A three-judge bench of Justices L Nageswara Rao, BR Gavai and Aniruddha Bose had passed the earlier judgement, saying that the government has to act as a trustee for the benefit of the general public in relation to the natural resources so that sustainable development could be achieved in the long term.

“Such a role of the State is more relevant today, than, possibly, at any point of time in history with the threat of climate catastrophe resulting from global warming looming large,” the order had said.

But the Centre and other states, including Kerala, had approached the Supreme Court saying that the order will cause severe hardship to those living within the proposed eco-sensitive zones. The court’s decision led to protests in many areas of Kerala’s Idukki, Wayanad and Pathanamthitta districts.
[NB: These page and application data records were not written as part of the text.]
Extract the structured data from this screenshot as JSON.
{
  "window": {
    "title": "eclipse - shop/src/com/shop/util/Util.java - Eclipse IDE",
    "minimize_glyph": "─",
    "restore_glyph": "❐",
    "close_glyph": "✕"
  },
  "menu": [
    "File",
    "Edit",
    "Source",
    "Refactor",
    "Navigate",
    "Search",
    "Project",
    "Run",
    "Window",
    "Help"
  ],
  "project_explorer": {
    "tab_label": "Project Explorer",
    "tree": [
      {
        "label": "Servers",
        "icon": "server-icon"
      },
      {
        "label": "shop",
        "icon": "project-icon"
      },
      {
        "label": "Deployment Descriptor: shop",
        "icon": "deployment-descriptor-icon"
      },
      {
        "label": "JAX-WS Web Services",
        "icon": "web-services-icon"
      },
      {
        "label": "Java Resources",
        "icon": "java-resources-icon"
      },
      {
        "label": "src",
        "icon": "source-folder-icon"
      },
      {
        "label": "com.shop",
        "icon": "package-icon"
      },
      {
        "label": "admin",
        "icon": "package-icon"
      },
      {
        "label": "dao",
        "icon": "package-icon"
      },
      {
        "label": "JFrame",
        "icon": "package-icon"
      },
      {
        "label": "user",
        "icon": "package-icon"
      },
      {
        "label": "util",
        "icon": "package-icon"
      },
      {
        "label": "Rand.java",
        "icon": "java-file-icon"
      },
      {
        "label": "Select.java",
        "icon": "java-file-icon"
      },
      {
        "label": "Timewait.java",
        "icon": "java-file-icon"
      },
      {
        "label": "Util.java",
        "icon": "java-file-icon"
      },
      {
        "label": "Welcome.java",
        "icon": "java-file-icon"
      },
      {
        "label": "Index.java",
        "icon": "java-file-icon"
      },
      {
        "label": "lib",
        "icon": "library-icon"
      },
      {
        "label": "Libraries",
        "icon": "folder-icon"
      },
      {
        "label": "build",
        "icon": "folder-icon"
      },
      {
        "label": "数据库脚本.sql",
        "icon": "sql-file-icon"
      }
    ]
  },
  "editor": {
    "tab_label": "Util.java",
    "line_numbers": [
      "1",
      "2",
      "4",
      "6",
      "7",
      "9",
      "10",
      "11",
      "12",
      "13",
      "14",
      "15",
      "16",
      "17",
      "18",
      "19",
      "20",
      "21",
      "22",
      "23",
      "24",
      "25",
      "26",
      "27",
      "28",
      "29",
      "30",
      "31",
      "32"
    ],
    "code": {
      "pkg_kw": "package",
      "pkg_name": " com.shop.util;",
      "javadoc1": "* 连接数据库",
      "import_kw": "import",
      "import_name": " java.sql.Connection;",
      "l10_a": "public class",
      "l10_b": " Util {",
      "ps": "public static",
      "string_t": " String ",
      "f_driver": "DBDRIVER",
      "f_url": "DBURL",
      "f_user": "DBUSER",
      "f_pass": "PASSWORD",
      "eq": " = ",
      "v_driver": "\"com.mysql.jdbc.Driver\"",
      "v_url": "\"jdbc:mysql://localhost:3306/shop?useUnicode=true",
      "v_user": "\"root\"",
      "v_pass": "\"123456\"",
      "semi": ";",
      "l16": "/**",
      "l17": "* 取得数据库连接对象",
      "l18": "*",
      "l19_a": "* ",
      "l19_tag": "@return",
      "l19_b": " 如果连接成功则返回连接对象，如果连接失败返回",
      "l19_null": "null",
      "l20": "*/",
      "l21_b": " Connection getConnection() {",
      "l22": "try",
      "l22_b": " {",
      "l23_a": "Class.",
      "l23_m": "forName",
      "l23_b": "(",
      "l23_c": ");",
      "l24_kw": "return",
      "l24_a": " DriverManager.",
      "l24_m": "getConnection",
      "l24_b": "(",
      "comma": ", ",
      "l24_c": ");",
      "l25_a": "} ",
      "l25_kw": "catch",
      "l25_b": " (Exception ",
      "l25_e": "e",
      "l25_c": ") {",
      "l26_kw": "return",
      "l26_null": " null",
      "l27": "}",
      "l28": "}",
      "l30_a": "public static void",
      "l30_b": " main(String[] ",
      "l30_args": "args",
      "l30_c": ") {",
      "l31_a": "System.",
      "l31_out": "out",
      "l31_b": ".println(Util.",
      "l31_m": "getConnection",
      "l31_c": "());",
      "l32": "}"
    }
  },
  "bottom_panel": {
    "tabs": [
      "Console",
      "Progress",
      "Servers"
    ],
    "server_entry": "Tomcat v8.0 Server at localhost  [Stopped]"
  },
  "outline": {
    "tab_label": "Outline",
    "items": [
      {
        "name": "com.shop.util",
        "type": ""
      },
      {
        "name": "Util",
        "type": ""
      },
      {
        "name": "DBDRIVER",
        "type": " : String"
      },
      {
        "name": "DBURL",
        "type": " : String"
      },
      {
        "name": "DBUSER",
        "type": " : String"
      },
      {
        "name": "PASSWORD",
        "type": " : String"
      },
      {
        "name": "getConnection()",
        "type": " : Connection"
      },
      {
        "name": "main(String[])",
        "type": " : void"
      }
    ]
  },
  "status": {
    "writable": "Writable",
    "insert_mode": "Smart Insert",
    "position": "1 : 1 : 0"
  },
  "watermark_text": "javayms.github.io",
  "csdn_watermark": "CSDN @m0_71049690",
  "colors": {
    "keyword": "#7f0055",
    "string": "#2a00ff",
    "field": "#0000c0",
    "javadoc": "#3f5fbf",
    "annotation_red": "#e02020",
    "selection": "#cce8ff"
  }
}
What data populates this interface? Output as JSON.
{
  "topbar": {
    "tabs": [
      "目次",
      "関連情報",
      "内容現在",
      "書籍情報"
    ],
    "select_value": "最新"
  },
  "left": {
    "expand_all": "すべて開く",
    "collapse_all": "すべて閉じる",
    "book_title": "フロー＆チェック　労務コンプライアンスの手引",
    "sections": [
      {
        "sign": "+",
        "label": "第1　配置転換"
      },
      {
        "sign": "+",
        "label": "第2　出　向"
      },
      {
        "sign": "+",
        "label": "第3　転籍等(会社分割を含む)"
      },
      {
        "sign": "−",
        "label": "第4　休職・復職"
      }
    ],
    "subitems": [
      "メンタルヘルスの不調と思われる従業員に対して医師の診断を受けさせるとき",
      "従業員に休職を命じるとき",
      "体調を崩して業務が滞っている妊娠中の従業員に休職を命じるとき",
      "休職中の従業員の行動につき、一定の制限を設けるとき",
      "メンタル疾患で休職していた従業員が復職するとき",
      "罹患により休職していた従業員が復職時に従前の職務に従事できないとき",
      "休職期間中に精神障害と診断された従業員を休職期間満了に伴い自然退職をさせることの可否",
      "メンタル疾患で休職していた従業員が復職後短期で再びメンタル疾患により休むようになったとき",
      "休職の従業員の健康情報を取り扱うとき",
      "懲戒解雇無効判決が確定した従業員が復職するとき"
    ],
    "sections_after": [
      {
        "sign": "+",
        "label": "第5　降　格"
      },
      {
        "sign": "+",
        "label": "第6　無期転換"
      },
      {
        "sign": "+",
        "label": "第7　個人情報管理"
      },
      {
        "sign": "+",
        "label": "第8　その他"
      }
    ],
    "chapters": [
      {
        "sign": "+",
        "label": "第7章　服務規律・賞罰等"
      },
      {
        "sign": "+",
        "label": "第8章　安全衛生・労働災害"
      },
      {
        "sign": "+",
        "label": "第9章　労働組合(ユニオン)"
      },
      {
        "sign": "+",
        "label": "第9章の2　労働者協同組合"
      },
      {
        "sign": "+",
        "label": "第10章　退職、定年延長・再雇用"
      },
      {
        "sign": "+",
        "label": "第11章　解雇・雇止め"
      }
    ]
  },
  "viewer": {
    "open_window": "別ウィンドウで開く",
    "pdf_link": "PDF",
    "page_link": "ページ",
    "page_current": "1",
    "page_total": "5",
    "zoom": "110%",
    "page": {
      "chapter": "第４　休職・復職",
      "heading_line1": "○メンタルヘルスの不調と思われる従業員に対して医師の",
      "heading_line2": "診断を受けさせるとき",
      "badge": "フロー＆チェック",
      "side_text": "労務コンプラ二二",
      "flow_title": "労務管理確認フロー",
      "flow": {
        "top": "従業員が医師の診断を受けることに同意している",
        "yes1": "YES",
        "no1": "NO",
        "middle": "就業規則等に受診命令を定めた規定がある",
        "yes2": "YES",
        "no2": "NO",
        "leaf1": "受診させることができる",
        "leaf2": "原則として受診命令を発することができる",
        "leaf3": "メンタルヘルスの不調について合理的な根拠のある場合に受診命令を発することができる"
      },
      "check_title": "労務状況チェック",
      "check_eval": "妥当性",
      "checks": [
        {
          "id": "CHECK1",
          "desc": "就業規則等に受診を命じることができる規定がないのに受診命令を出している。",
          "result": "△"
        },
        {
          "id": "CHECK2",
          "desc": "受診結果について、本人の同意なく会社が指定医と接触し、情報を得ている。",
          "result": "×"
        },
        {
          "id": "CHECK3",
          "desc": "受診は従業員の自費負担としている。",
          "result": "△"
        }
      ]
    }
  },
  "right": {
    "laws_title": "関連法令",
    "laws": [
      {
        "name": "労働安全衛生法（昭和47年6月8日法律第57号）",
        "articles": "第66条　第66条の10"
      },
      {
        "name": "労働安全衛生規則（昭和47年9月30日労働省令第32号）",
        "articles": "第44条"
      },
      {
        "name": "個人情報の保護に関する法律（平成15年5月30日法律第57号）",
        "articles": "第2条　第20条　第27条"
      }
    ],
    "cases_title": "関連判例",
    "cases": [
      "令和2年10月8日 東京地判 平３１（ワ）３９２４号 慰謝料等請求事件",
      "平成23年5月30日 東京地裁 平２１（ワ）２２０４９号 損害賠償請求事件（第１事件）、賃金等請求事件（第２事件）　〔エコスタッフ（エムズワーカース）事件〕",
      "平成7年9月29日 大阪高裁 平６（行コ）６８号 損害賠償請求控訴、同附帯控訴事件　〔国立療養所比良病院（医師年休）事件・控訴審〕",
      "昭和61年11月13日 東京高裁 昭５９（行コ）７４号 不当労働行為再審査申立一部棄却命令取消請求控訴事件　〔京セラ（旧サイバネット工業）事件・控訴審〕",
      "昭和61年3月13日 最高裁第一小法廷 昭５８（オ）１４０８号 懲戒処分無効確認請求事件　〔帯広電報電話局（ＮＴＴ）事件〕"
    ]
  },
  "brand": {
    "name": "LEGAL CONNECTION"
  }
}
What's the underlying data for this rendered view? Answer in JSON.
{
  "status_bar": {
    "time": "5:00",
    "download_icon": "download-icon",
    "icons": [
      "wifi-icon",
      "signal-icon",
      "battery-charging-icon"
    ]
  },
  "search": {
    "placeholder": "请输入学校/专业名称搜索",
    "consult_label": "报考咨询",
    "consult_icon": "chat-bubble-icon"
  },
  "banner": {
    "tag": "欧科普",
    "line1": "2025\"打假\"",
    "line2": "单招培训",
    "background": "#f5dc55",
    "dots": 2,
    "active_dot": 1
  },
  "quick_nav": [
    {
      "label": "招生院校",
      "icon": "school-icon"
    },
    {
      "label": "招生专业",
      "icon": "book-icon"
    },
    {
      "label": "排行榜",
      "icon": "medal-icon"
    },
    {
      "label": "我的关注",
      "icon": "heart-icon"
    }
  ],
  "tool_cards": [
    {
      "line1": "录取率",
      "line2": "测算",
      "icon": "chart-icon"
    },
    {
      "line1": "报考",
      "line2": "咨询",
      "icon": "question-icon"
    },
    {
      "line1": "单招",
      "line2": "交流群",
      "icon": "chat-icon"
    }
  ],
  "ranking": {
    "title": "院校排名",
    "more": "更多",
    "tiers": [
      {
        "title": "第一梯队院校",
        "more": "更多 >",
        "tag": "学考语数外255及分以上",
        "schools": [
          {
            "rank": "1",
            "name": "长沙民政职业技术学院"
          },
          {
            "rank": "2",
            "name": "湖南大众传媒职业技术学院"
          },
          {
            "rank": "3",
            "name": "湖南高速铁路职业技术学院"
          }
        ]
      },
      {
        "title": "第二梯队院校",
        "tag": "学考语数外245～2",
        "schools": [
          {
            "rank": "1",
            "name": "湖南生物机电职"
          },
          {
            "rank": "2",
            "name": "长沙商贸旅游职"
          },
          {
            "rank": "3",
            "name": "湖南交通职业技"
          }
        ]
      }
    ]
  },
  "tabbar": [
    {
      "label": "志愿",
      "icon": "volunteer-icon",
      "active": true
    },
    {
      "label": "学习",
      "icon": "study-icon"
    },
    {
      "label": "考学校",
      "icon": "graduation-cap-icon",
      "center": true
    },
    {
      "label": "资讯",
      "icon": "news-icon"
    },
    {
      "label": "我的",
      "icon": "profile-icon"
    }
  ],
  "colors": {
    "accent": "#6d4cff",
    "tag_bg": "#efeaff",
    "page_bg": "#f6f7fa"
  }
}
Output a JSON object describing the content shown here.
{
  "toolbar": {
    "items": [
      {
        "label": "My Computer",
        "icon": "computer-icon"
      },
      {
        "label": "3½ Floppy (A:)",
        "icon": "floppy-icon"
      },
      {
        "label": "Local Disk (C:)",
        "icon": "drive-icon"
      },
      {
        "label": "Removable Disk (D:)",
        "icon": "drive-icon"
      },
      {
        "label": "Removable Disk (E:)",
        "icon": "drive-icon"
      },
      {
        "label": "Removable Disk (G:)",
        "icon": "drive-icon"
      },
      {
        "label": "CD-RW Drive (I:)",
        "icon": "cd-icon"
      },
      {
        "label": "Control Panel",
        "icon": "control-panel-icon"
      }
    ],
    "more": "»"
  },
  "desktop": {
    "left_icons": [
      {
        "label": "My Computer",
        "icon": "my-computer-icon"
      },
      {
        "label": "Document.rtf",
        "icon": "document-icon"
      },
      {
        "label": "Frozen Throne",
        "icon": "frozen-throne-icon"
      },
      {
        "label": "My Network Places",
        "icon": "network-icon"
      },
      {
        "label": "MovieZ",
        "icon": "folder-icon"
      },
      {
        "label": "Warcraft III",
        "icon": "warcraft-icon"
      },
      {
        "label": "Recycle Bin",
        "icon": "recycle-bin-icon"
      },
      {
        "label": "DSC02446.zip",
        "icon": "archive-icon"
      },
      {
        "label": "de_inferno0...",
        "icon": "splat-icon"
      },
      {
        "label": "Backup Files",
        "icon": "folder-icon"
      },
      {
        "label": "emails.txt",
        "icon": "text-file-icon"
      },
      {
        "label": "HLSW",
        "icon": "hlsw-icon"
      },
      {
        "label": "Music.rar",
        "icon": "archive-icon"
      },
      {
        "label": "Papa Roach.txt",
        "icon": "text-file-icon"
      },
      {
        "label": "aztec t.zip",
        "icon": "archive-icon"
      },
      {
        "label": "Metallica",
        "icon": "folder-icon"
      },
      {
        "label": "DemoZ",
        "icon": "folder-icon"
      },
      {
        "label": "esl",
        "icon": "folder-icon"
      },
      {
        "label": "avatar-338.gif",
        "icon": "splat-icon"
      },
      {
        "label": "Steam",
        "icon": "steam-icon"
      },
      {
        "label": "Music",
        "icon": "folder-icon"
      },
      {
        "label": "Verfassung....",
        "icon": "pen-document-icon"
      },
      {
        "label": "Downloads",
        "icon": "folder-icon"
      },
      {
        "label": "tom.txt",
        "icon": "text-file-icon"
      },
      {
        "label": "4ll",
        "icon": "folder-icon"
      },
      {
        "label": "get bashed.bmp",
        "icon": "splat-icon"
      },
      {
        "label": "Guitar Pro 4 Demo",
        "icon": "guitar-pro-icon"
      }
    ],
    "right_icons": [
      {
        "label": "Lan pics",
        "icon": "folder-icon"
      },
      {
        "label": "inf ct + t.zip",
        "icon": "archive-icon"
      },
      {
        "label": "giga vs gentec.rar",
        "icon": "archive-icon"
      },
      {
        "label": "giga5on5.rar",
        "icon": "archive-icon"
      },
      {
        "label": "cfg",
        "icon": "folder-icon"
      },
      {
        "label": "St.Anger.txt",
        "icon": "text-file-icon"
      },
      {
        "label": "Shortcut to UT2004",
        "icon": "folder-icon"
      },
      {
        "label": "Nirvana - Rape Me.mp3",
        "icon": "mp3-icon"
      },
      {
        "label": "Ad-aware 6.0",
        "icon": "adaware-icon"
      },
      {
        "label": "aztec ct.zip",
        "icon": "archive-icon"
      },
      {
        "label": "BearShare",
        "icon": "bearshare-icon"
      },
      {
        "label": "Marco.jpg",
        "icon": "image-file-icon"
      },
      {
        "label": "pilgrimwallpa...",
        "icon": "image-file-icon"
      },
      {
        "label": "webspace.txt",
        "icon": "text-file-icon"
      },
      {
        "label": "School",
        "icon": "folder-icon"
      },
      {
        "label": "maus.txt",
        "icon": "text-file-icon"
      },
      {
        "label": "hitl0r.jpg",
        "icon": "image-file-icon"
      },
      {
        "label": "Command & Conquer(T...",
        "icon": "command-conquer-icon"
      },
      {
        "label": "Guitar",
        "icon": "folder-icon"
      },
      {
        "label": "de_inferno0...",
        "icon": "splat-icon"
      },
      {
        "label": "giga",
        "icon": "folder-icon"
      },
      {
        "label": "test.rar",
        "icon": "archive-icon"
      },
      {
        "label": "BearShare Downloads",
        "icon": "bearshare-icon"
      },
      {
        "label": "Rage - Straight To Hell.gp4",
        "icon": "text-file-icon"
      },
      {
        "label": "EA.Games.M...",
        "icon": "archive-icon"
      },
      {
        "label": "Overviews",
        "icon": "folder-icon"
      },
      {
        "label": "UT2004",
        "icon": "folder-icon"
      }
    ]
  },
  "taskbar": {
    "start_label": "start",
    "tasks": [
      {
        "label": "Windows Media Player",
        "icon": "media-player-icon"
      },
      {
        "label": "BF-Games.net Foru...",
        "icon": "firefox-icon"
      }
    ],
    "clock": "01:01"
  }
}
On Wednesday, the judges said that the purpose of declaring eco-sensitive zones is not to hamper the day-to-day activities of the citizens but meant to protect forests from any negative impact.

“If such a direction is continued, rather than avoiding man-animal conflict, it will intensify the same,” the bench said.

Therefore, the court stated that last year’s direction will not be applicable where the national parks and sanctuaries are located on inter-state borders and share common boundaries.

It will also not be applicable to eco-sensitive zones where a draft and final notification has been issued by the Ministry of Environment, Forests and Climate Change, and where proposals for such notifications have been received by the government.

The bench, however, reiterated the earlier order saying that mining will not be allowed within national parks and sanctuaries or in a 1-kilometre radius around them.